[Items from a data source]
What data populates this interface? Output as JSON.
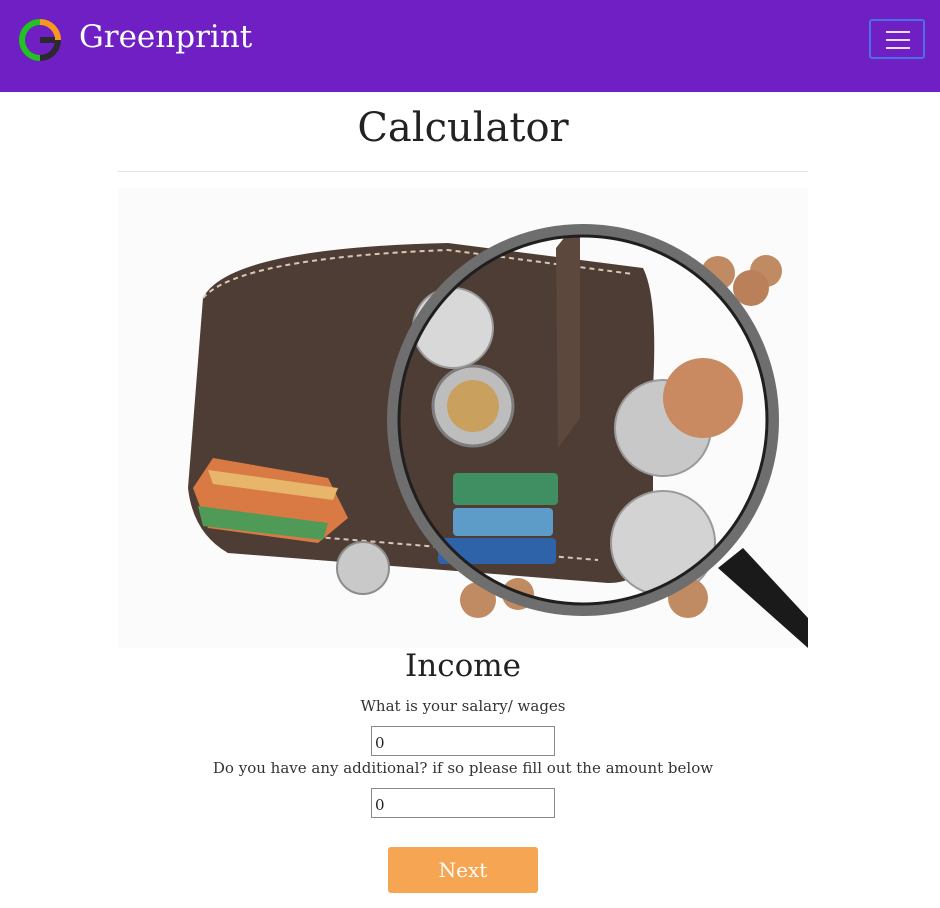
{
  "brand": {
    "name": "Greenprint",
    "logo_icon": "greenprint-logo-icon",
    "colors": {
      "green": "#22c21f",
      "orange": "#f59a1c",
      "dark": "#2b2a2e"
    }
  },
  "navbar": {
    "background": "#6f1fc3",
    "menu_icon": "hamburger-icon"
  },
  "page": {
    "title": "Calculator"
  },
  "hero": {
    "image": "wallet-magnifier-illustration"
  },
  "income": {
    "title": "Income",
    "salary_label": "What is your salary/ wages",
    "salary_value": "0",
    "additional_label": "Do you have any additional? if so please fill out the amount below",
    "additional_value": "0"
  },
  "actions": {
    "next_label": "Next",
    "next_color": "#f6a553"
  }
}
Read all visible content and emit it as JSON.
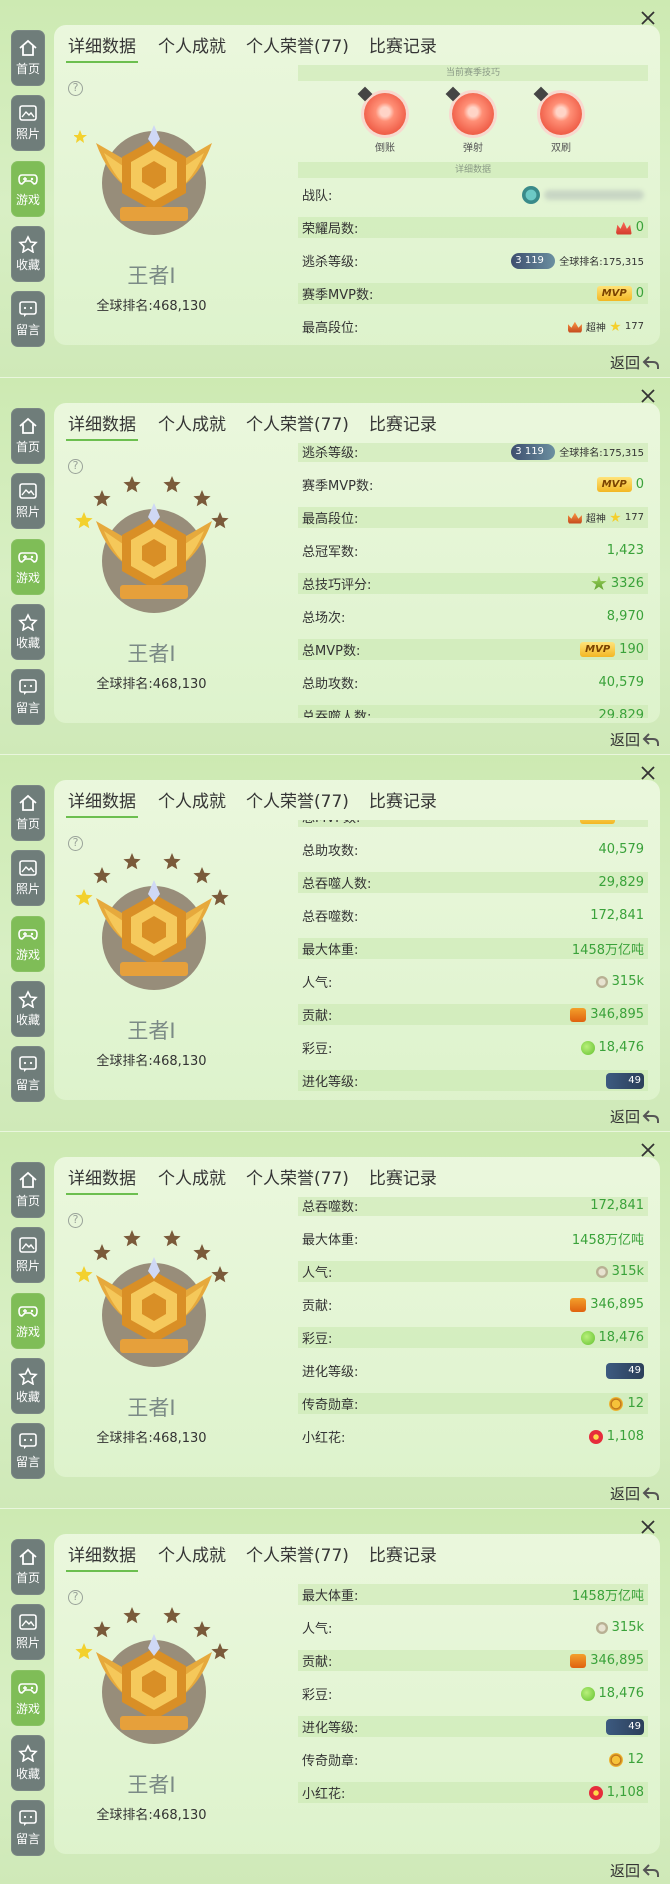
{
  "ui": {
    "close": "×",
    "help": "?",
    "back": "返回",
    "nav": [
      {
        "label": "首页",
        "icon": "home-icon"
      },
      {
        "label": "照片",
        "icon": "photo-icon"
      },
      {
        "label": "游戏",
        "icon": "gamepad-icon"
      },
      {
        "label": "收藏",
        "icon": "star-bookmark-icon"
      },
      {
        "label": "留言",
        "icon": "message-icon"
      }
    ],
    "tabs": [
      "详细数据",
      "个人成就",
      "个人荣誉(77)",
      "比赛记录"
    ],
    "rank_title": "王者Ⅰ",
    "rank_global": "全球排名:468,130"
  },
  "skills_header": "当前赛季技巧",
  "skills": [
    "倒账",
    "弹射",
    "双刷"
  ],
  "details_header": "详细数据",
  "stats": {
    "team": {
      "label": "战队:"
    },
    "honor": {
      "label": "荣耀局数:",
      "value": "0"
    },
    "kill": {
      "label": "逃杀等级:",
      "badge": "3",
      "level": "119",
      "rank": "全球排名:175,315"
    },
    "mvp": {
      "label": "赛季MVP数:",
      "badge": "MVP",
      "value": "0"
    },
    "top": {
      "label": "最高段位:",
      "tier": "超神",
      "value": "177"
    },
    "champion": {
      "label": "总冠军数:",
      "value": "1,423"
    },
    "skill_score": {
      "label": "总技巧评分:",
      "value": "3326"
    },
    "games": {
      "label": "总场次:",
      "value": "8,970"
    },
    "total_mvp": {
      "label": "总MVP数:",
      "badge": "MVP",
      "value": "190"
    },
    "assist": {
      "label": "总助攻数:",
      "value": "40,579"
    },
    "devour_people": {
      "label": "总吞噬人数:",
      "value": "29,829"
    },
    "devour": {
      "label": "总吞噬数:",
      "value": "172,841"
    },
    "weight": {
      "label": "最大体重:",
      "value": "1458万亿吨"
    },
    "pop": {
      "label": "人气:",
      "value": "315k"
    },
    "contrib": {
      "label": "贡献:",
      "value": "346,895"
    },
    "bean": {
      "label": "彩豆:",
      "value": "18,476"
    },
    "evo": {
      "label": "进化等级:",
      "value": "49"
    },
    "legend": {
      "label": "传奇勋章:",
      "value": "12"
    },
    "flower": {
      "label": "小红花:",
      "value": "1,108"
    }
  }
}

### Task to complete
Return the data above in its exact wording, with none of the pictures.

### Response box
What data populates this interface? Output as JSON.
{
  "brand": {
    "name": "Greenprint",
    "logo_icon": "greenprint-logo-icon",
    "colors": {
      "green": "#22c21f",
      "orange": "#f59a1c",
      "dark": "#2b2a2e"
    }
  },
  "navbar": {
    "background": "#6f1fc3",
    "menu_icon": "hamburger-icon"
  },
  "page": {
    "title": "Calculator"
  },
  "hero": {
    "image": "wallet-magnifier-illustration"
  },
  "income": {
    "title": "Income",
    "salary_label": "What is your salary/ wages",
    "salary_value": "0",
    "additional_label": "Do you have any additional? if so please fill out the amount below",
    "additional_value": "0"
  },
  "actions": {
    "next_label": "Next",
    "next_color": "#f6a553"
  }
}
Read all visible content and emit it as JSON.
{
  "ui": {
    "close": "×",
    "help": "?",
    "back": "返回",
    "nav": [
      {
        "label": "首页",
        "icon": "home-icon"
      },
      {
        "label": "照片",
        "icon": "photo-icon"
      },
      {
        "label": "游戏",
        "icon": "gamepad-icon"
      },
      {
        "label": "收藏",
        "icon": "star-bookmark-icon"
      },
      {
        "label": "留言",
        "icon": "message-icon"
      }
    ],
    "tabs": [
      "详细数据",
      "个人成就",
      "个人荣誉(77)",
      "比赛记录"
    ],
    "rank_title": "王者Ⅰ",
    "rank_global": "全球排名:468,130"
  },
  "skills_header": "当前赛季技巧",
  "skills": [
    "倒账",
    "弹射",
    "双刷"
  ],
  "details_header": "详细数据",
  "stats": {
    "team": {
      "label": "战队:"
    },
    "honor": {
      "label": "荣耀局数:",
      "value": "0"
    },
    "kill": {
      "label": "逃杀等级:",
      "badge": "3",
      "level": "119",
      "rank": "全球排名:175,315"
    },
    "mvp": {
      "label": "赛季MVP数:",
      "badge": "MVP",
      "value": "0"
    },
    "top": {
      "label": "最高段位:",
      "tier": "超神",
      "value": "177"
    },
    "champion": {
      "label": "总冠军数:",
      "value": "1,423"
    },
    "skill_score": {
      "label": "总技巧评分:",
      "value": "3326"
    },
    "games": {
      "label": "总场次:",
      "value": "8,970"
    },
    "total_mvp": {
      "label": "总MVP数:",
      "badge": "MVP",
      "value": "190"
    },
    "assist": {
      "label": "总助攻数:",
      "value": "40,579"
    },
    "devour_people": {
      "label": "总吞噬人数:",
      "value": "29,829"
    },
    "devour": {
      "label": "总吞噬数:",
      "value": "172,841"
    },
    "weight": {
      "label": "最大体重:",
      "value": "1458万亿吨"
    },
    "pop": {
      "label": "人气:",
      "value": "315k"
    },
    "contrib": {
      "label": "贡献:",
      "value": "346,895"
    },
    "bean": {
      "label": "彩豆:",
      "value": "18,476"
    },
    "evo": {
      "label": "进化等级:",
      "value": "49"
    },
    "legend": {
      "label": "传奇勋章:",
      "value": "12"
    },
    "flower": {
      "label": "小红花:",
      "value": "1,108"
    }
  }
}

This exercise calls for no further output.